As someone who spent his twenties running around New York City, nothing much on Girls shocks him. And yet it was that very liberal experience that made the decision by an NBC television affiliate in Salt Lake to boycott The New Normal before its fall premiere so alarming. At the time, the only thing known about the show was that it revolved around a gay couple trying to have a baby. “Even though I’m from the Midwest, the majority of my life has been spent on the coasts where being gay wasn’t really much of a conversation,” Rannells said. “So that was a big smack of reality. Oh yeah, I guess this is a thing for a lot of people.” He came out to his family when he was 18 and said by that point “no one was surprised.”
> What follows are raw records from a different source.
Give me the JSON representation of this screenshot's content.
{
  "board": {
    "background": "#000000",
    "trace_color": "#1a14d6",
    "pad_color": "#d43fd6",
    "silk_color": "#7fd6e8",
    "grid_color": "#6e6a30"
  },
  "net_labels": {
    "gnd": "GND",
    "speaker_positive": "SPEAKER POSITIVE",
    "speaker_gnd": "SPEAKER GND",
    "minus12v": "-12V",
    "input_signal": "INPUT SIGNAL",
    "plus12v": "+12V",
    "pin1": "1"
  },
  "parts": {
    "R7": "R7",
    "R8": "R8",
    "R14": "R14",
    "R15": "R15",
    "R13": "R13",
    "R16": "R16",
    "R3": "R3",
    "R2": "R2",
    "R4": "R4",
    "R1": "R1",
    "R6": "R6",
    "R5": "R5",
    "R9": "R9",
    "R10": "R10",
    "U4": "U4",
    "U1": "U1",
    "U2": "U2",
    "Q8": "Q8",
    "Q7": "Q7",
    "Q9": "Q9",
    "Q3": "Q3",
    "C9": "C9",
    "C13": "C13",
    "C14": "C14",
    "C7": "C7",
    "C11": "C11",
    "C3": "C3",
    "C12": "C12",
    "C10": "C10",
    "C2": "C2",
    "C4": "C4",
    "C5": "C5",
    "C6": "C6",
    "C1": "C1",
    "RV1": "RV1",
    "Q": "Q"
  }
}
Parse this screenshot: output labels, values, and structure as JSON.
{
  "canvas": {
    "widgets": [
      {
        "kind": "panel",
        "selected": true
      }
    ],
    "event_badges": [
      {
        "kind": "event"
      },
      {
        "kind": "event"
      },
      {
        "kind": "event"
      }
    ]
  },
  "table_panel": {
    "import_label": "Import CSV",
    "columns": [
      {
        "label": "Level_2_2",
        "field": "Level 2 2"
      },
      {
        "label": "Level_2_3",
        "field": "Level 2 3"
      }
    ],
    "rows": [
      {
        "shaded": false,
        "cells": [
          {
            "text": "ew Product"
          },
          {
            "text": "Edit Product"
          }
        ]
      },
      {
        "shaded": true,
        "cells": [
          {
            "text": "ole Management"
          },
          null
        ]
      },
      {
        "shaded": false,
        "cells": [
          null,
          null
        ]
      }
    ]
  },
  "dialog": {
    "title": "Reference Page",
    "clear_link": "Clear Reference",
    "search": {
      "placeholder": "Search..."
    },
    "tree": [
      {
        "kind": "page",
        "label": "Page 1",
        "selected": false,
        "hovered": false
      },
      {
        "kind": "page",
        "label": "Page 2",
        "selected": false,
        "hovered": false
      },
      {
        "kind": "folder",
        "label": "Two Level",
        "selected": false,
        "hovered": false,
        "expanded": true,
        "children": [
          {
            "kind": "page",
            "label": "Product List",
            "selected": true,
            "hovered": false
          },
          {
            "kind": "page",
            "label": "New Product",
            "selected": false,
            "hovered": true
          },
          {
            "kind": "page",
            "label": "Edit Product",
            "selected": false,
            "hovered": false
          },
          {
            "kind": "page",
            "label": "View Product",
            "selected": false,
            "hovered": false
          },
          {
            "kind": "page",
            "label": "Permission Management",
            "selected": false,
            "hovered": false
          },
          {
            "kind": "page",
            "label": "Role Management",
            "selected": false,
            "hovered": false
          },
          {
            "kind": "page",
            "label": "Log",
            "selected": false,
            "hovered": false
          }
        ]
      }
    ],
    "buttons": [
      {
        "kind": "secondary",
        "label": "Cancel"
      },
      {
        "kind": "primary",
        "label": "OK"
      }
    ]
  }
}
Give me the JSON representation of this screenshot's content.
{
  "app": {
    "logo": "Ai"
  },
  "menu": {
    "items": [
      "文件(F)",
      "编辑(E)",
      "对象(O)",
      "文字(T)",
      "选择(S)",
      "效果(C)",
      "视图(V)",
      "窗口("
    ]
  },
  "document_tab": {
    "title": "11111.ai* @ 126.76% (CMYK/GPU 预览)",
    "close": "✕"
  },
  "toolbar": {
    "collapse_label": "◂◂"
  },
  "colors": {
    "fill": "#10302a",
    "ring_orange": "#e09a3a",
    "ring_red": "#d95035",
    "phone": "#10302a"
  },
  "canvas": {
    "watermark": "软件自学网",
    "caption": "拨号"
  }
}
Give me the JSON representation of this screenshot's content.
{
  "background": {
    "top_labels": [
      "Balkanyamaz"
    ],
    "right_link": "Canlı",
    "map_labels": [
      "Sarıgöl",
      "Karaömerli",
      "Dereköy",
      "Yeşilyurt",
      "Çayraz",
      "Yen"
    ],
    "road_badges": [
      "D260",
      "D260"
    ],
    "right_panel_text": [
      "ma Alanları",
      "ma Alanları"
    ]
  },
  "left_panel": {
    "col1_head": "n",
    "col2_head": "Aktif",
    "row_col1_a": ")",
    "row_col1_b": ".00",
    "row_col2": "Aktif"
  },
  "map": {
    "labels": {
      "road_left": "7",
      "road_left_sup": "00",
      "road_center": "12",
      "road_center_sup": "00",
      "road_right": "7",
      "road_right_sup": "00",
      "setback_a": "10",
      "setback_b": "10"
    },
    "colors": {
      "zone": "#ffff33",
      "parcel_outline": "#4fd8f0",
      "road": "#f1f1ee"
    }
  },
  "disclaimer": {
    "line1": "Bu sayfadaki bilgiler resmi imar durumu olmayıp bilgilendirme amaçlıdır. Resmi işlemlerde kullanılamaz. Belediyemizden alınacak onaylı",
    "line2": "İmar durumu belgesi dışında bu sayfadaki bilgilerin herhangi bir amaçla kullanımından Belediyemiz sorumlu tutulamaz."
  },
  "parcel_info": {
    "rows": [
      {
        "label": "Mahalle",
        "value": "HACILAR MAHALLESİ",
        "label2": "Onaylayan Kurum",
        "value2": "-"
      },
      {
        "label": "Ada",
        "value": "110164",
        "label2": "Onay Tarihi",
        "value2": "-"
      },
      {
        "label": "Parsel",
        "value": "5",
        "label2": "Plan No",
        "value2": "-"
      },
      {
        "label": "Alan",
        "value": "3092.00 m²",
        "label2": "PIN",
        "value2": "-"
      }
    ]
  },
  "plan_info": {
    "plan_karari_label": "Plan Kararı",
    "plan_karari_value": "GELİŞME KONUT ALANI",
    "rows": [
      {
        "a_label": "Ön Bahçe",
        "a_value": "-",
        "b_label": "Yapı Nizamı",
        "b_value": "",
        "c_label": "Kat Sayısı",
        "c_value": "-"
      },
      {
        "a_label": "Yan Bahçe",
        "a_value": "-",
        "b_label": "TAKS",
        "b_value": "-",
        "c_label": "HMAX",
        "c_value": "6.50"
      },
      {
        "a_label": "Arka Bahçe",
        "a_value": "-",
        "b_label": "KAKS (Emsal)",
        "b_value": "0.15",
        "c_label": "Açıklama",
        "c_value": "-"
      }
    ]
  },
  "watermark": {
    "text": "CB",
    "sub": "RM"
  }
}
The New Normal’s first season has been a blend of teary relationship moments, overanxious baby prep, and at least one crazy flamboyant display of affection. For the most part, though, Rannells’s grounded performance curbs the broader stereotypes. (At the show’s outset, his character, Bryan, was obsessed with skinny jeans and finding a surrogate who looked like Gwyneth Paltrow.) “A lot of it was just my responsibility,” Rannells said. “You can choose to read the line like that, or you can choose to make him sound more like a human. You can still get the laugh.” Most days, his greatest challenge is keeping a straight face, which he’ll have to do later when they were scheduled to film a pro-breast-feeding flash mob set to “Milkshake.” Though, out there, it will be a far peppier and clean setup than snorting fake cocaine off a dirty toilet for Girls. “We did that on a set, but the crew outdid themselves making it feel real,” he said. “There was a condom on the floor and tampon wrappers. We were both feeling a little nauseous. Oh! And there was a point where Lena licked a line off of the toilet seat. They didn’t use it, but that definitely happened. It was gross. But great."
(Additional reporting by Amanda Dobbins.)